## Given records
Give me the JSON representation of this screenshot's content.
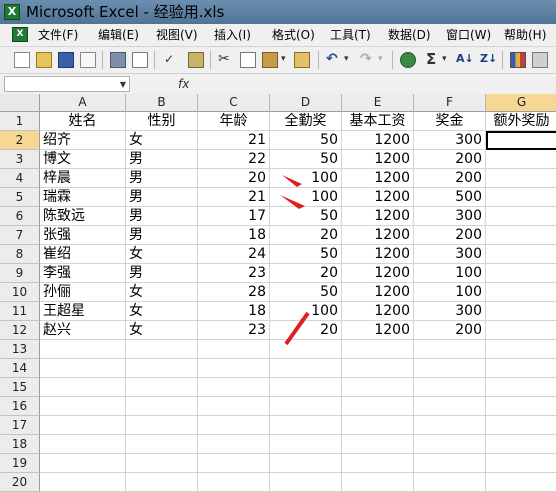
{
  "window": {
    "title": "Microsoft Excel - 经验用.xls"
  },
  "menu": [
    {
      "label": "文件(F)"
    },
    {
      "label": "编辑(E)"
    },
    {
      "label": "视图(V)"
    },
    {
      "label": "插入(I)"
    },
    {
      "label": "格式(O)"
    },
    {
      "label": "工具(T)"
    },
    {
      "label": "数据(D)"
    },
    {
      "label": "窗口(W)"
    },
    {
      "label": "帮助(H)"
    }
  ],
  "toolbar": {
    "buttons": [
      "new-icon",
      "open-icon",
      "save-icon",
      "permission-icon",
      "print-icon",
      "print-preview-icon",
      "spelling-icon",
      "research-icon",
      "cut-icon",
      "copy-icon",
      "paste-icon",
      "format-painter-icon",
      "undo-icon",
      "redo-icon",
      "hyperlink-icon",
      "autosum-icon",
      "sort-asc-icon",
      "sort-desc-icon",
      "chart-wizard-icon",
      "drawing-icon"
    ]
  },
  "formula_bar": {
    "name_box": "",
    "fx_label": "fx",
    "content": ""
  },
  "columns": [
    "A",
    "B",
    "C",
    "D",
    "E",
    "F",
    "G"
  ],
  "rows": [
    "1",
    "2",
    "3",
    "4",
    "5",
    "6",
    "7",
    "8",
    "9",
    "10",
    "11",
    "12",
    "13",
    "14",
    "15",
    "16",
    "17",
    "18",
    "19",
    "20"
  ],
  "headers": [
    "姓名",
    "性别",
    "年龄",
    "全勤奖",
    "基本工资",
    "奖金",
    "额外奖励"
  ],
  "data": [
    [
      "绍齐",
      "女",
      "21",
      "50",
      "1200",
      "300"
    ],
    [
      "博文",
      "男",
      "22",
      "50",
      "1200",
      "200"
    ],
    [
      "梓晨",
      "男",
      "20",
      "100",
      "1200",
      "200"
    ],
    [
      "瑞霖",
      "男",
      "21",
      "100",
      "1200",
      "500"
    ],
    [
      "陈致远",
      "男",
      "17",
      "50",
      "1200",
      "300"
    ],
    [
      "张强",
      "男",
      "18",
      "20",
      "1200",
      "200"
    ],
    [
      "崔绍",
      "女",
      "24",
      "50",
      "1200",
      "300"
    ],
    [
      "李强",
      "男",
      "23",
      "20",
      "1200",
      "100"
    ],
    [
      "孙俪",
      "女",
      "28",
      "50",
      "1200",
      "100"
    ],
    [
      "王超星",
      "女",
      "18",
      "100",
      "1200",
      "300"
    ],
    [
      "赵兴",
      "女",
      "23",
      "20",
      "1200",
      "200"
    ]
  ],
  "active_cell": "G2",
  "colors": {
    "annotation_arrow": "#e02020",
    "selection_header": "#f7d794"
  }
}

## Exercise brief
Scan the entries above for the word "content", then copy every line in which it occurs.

## Completed task
Give me the JSON representation of this screenshot's content.
    "content": ""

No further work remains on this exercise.